### Directions for this task
From the first line to the last, copy the data exactly and drop the pictures.

### Study material
+===+

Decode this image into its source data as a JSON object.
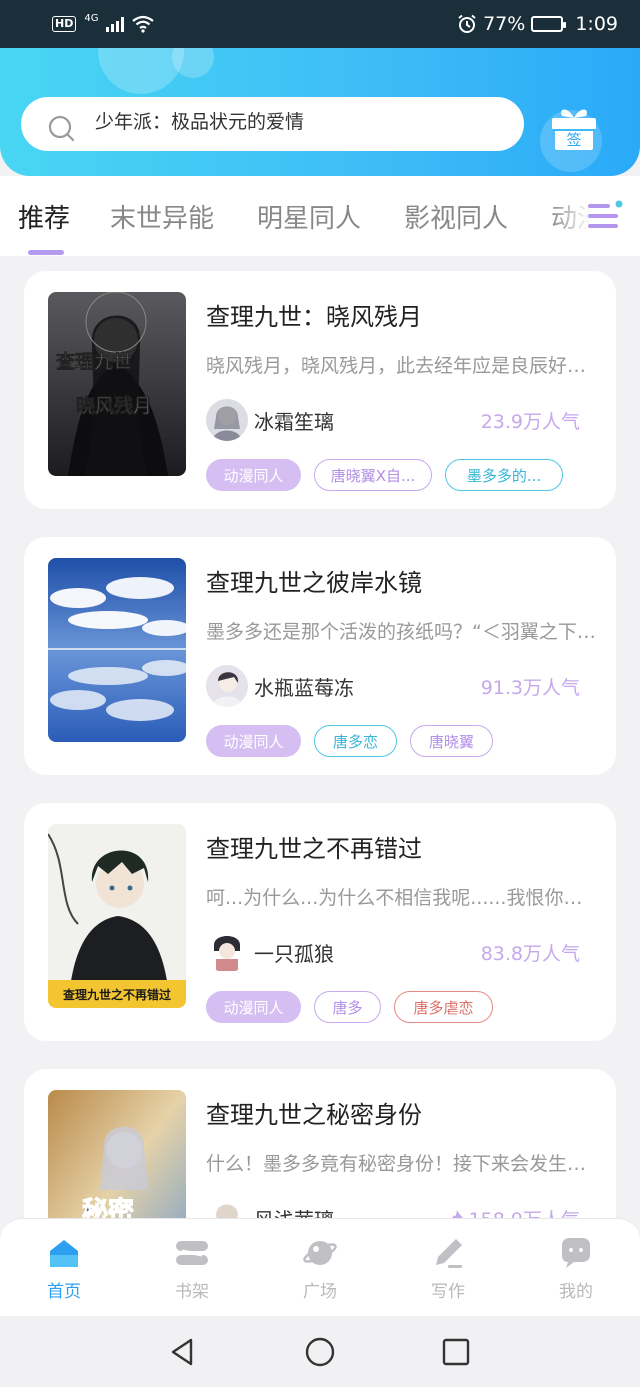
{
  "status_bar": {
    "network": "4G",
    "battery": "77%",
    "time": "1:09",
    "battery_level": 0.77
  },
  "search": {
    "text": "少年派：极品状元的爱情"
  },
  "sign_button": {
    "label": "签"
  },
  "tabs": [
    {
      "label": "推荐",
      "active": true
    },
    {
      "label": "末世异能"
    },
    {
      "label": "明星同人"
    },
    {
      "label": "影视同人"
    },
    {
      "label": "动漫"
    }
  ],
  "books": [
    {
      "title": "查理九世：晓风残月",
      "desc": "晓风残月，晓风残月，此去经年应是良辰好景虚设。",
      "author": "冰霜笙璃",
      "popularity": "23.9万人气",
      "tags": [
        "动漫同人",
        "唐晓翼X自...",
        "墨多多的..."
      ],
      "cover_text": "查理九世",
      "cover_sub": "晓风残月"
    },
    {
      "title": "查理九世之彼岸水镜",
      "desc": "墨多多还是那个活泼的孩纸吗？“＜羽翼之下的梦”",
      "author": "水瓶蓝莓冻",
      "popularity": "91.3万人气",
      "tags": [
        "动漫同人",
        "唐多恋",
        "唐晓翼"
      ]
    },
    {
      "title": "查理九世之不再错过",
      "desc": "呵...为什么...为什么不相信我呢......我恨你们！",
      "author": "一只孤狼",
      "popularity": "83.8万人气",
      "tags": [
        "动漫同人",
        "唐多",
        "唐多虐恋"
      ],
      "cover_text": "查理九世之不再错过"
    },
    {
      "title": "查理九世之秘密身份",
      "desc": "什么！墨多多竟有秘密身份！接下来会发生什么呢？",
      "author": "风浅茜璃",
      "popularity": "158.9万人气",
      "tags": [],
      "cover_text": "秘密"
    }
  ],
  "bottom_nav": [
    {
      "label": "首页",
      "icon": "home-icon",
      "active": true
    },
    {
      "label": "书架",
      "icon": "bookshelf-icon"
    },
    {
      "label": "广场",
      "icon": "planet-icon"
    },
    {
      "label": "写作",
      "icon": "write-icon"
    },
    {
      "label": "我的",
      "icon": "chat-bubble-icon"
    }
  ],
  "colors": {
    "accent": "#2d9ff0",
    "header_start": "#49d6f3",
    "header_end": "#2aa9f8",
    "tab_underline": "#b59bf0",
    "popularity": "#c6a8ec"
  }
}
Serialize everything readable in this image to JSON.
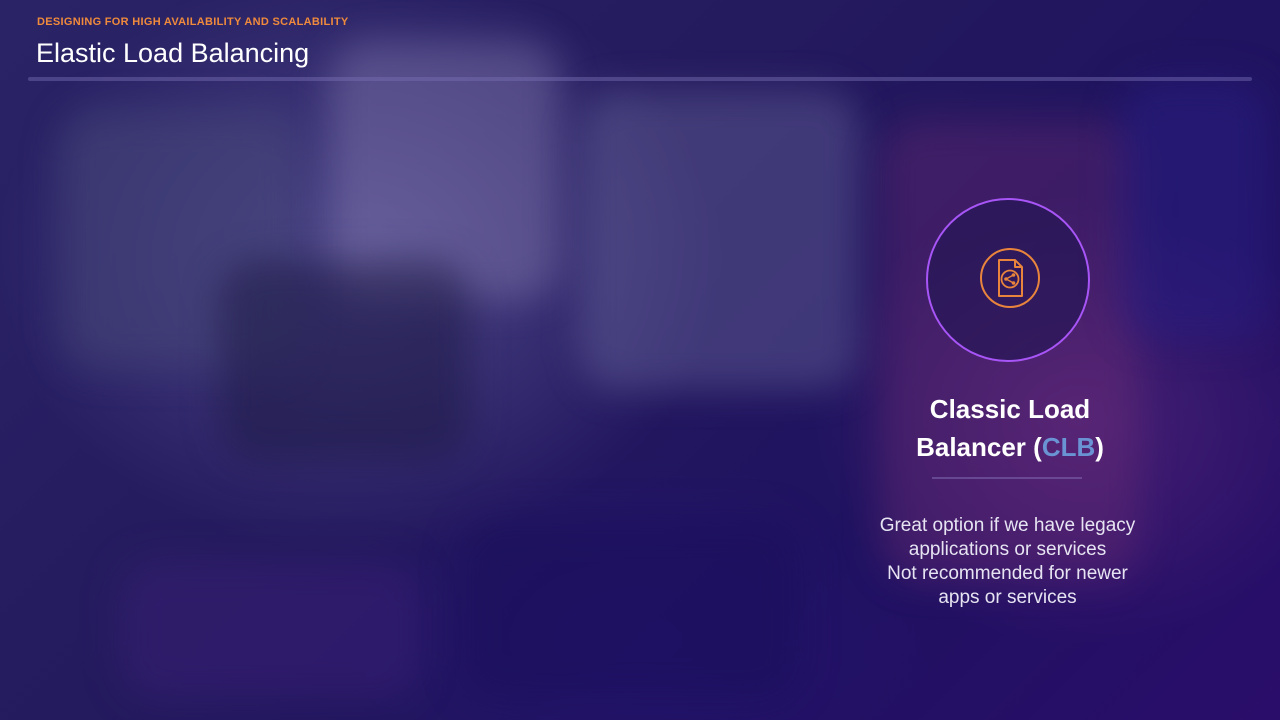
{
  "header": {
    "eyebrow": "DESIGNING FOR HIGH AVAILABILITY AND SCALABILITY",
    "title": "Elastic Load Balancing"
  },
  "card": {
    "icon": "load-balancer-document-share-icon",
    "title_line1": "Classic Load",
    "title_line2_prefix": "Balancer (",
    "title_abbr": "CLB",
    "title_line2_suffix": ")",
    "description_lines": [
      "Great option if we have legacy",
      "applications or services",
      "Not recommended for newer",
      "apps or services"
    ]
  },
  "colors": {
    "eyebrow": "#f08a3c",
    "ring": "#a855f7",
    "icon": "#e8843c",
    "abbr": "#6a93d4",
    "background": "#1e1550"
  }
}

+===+

### Response area
Decode this image into its source data as a JSON object.
{
  "status_bar": {
    "network": "4G",
    "battery": "77%",
    "time": "1:09",
    "battery_level": 0.77
  },
  "search": {
    "text": "少年派：极品状元的爱情"
  },
  "sign_button": {
    "label": "签"
  },
  "tabs": [
    {
      "label": "推荐",
      "active": true
    },
    {
      "label": "末世异能"
    },
    {
      "label": "明星同人"
    },
    {
      "label": "影视同人"
    },
    {
      "label": "动漫"
    }
  ],
  "books": [
    {
      "title": "查理九世：晓风残月",
      "desc": "晓风残月，晓风残月，此去经年应是良辰好景虚设。",
      "author": "冰霜笙璃",
      "popularity": "23.9万人气",
      "tags": [
        "动漫同人",
        "唐晓翼X自...",
        "墨多多的..."
      ],
      "cover_text": "查理九世",
      "cover_sub": "晓风残月"
    },
    {
      "title": "查理九世之彼岸水镜",
      "desc": "墨多多还是那个活泼的孩纸吗？“＜羽翼之下的梦”",
      "author": "水瓶蓝莓冻",
      "popularity": "91.3万人气",
      "tags": [
        "动漫同人",
        "唐多恋",
        "唐晓翼"
      ]
    },
    {
      "title": "查理九世之不再错过",
      "desc": "呵...为什么...为什么不相信我呢......我恨你们！",
      "author": "一只孤狼",
      "popularity": "83.8万人气",
      "tags": [
        "动漫同人",
        "唐多",
        "唐多虐恋"
      ],
      "cover_text": "查理九世之不再错过"
    },
    {
      "title": "查理九世之秘密身份",
      "desc": "什么！墨多多竟有秘密身份！接下来会发生什么呢？",
      "author": "风浅茜璃",
      "popularity": "158.9万人气",
      "tags": [],
      "cover_text": "秘密"
    }
  ],
  "bottom_nav": [
    {
      "label": "首页",
      "icon": "home-icon",
      "active": true
    },
    {
      "label": "书架",
      "icon": "bookshelf-icon"
    },
    {
      "label": "广场",
      "icon": "planet-icon"
    },
    {
      "label": "写作",
      "icon": "write-icon"
    },
    {
      "label": "我的",
      "icon": "chat-bubble-icon"
    }
  ],
  "colors": {
    "accent": "#2d9ff0",
    "header_start": "#49d6f3",
    "header_end": "#2aa9f8",
    "tab_underline": "#b59bf0",
    "popularity": "#c6a8ec"
  }
}
Serialize everything readable in this image to JSON.
{
  "header": {
    "eyebrow": "DESIGNING FOR HIGH AVAILABILITY AND SCALABILITY",
    "title": "Elastic Load Balancing"
  },
  "card": {
    "icon": "load-balancer-document-share-icon",
    "title_line1": "Classic Load",
    "title_line2_prefix": "Balancer (",
    "title_abbr": "CLB",
    "title_line2_suffix": ")",
    "description_lines": [
      "Great option if we have legacy",
      "applications or services",
      "Not recommended for newer",
      "apps or services"
    ]
  },
  "colors": {
    "eyebrow": "#f08a3c",
    "ring": "#a855f7",
    "icon": "#e8843c",
    "abbr": "#6a93d4",
    "background": "#1e1550"
  }
}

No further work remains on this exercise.